• _TASK STATEMENT_:
Copy the data that follows, character for character, minus the pictures.

[INPUT DATA Boundary: Start]

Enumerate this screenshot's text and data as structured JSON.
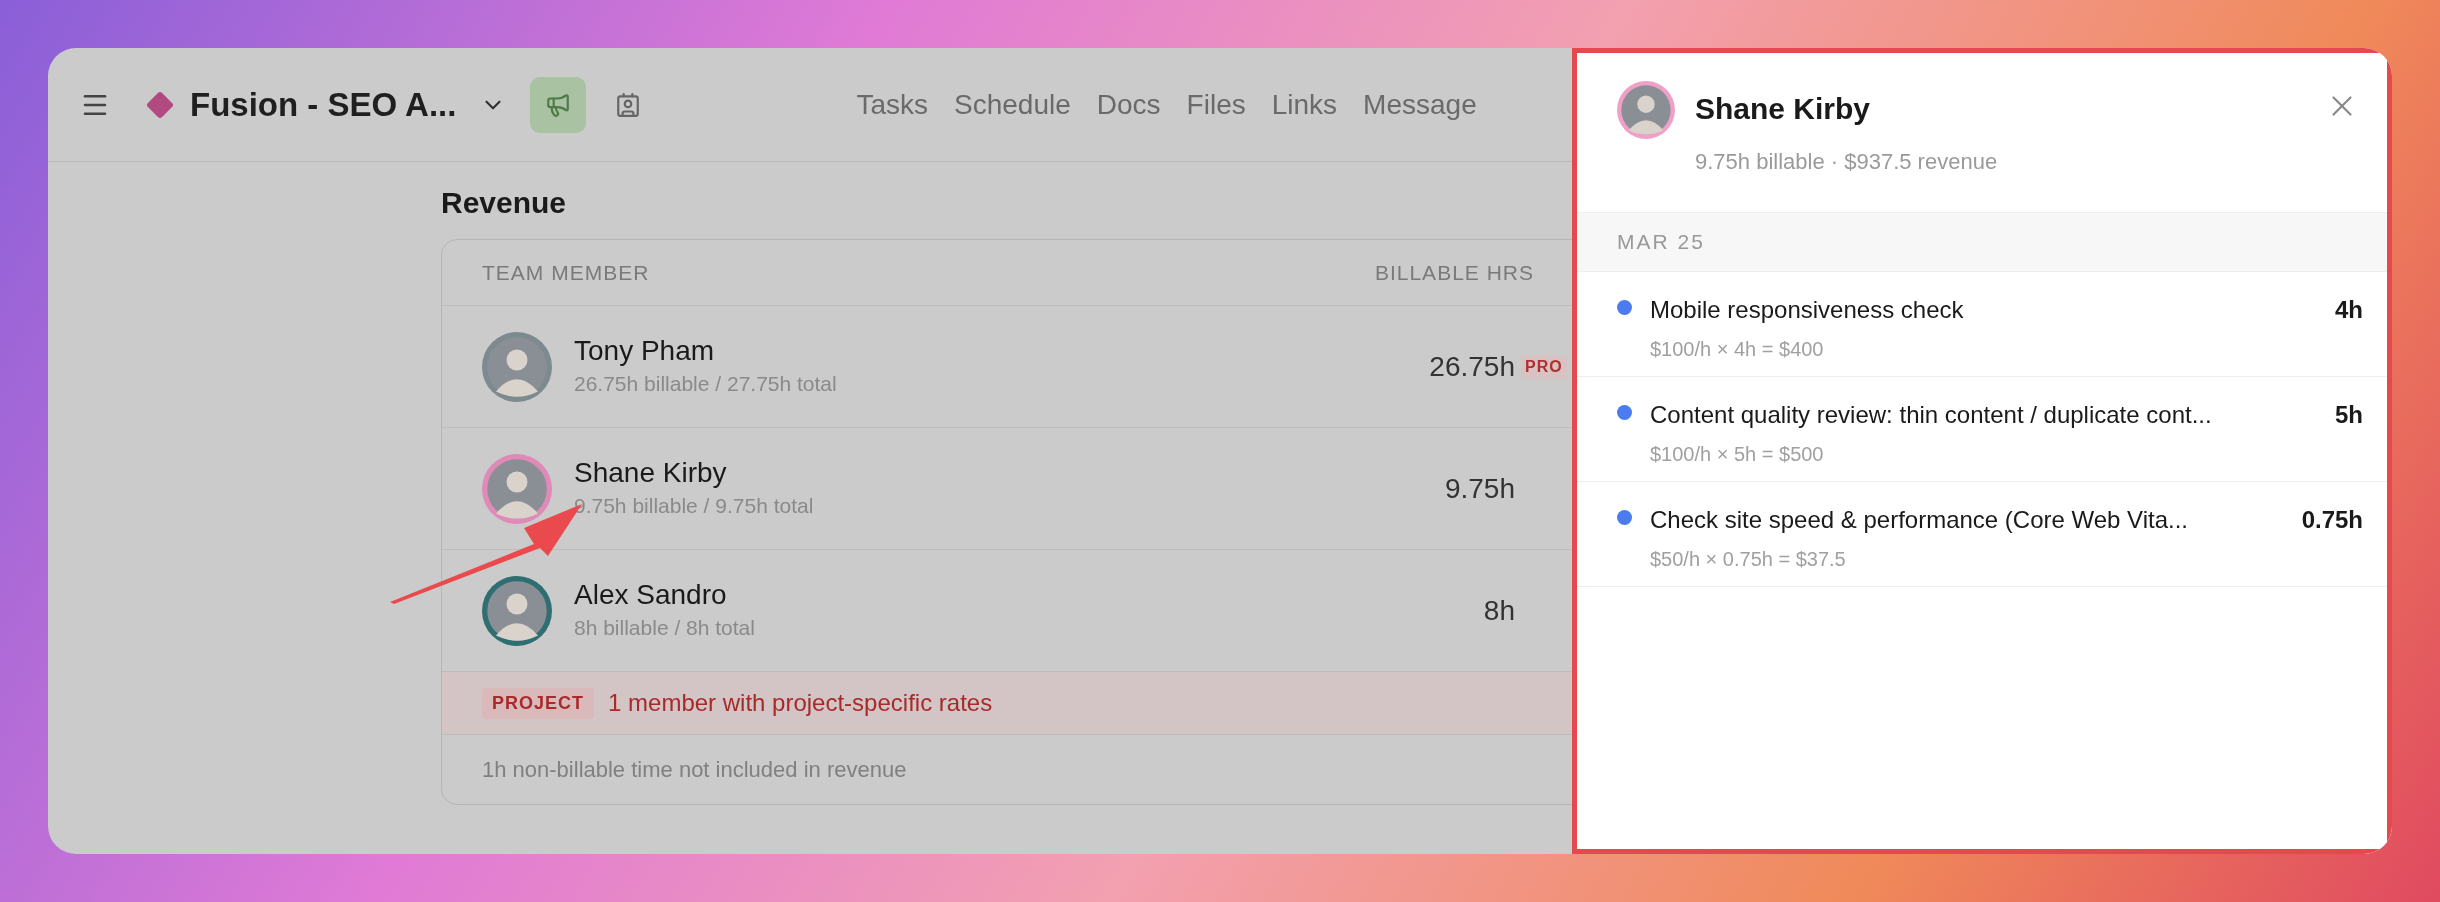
{
  "header": {
    "title": "Fusion - SEO A...",
    "tools": [
      {
        "kind": "megaphone",
        "selected": true
      },
      {
        "kind": "contacts",
        "selected": false
      }
    ],
    "nav": [
      {
        "label": "Tasks"
      },
      {
        "label": "Schedule"
      },
      {
        "label": "Docs"
      },
      {
        "label": "Files"
      },
      {
        "label": "Links"
      },
      {
        "label": "Message"
      }
    ]
  },
  "revenue": {
    "title": "Revenue",
    "columns": [
      "TEAM MEMBER",
      "BILLABLE HRS"
    ],
    "rows": [
      {
        "name": "Tony Pham",
        "detail": "26.75h billable / 27.75h total",
        "hours": "26.75h",
        "badge": "PRO"
      },
      {
        "name": "Shane Kirby",
        "detail": "9.75h billable / 9.75h total",
        "hours": "9.75h"
      },
      {
        "name": "Alex Sandro",
        "detail": "8h billable / 8h total",
        "hours": "8h"
      }
    ],
    "notice": {
      "badge": "PROJECT",
      "text": "1 member with project-specific rates"
    },
    "footer": "1h non-billable time not included in revenue"
  },
  "panel": {
    "name": "Shane Kirby",
    "summary": "9.75h billable · $937.5 revenue",
    "groups": [
      {
        "date": "MAR 25",
        "entries": [
          {
            "title": "Mobile responsiveness check",
            "calc": "$100/h × 4h = $400",
            "hours": "4h"
          },
          {
            "title": "Content quality review: thin content / duplicate cont...",
            "calc": "$100/h × 5h = $500",
            "hours": "5h"
          },
          {
            "title": "Check site speed & performance (Core Web Vita...",
            "calc": "$50/h × 0.75h = $37.5",
            "hours": "0.75h"
          }
        ]
      }
    ]
  }
}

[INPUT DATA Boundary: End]

• _ANSWER BOX_:
Enumerate this screenshot's text and data as structured JSON.
{
  "header": {
    "title": "Fusion - SEO A...",
    "tools": [
      {
        "kind": "megaphone",
        "selected": true
      },
      {
        "kind": "contacts",
        "selected": false
      }
    ],
    "nav": [
      {
        "label": "Tasks"
      },
      {
        "label": "Schedule"
      },
      {
        "label": "Docs"
      },
      {
        "label": "Files"
      },
      {
        "label": "Links"
      },
      {
        "label": "Message"
      }
    ]
  },
  "revenue": {
    "title": "Revenue",
    "columns": [
      "TEAM MEMBER",
      "BILLABLE HRS"
    ],
    "rows": [
      {
        "name": "Tony Pham",
        "detail": "26.75h billable / 27.75h total",
        "hours": "26.75h",
        "badge": "PRO"
      },
      {
        "name": "Shane Kirby",
        "detail": "9.75h billable / 9.75h total",
        "hours": "9.75h"
      },
      {
        "name": "Alex Sandro",
        "detail": "8h billable / 8h total",
        "hours": "8h"
      }
    ],
    "notice": {
      "badge": "PROJECT",
      "text": "1 member with project-specific rates"
    },
    "footer": "1h non-billable time not included in revenue"
  },
  "panel": {
    "name": "Shane Kirby",
    "summary": "9.75h billable · $937.5 revenue",
    "groups": [
      {
        "date": "MAR 25",
        "entries": [
          {
            "title": "Mobile responsiveness check",
            "calc": "$100/h × 4h = $400",
            "hours": "4h"
          },
          {
            "title": "Content quality review: thin content / duplicate cont...",
            "calc": "$100/h × 5h = $500",
            "hours": "5h"
          },
          {
            "title": "Check site speed & performance (Core Web Vita...",
            "calc": "$50/h × 0.75h = $37.5",
            "hours": "0.75h"
          }
        ]
      }
    ]
  }
}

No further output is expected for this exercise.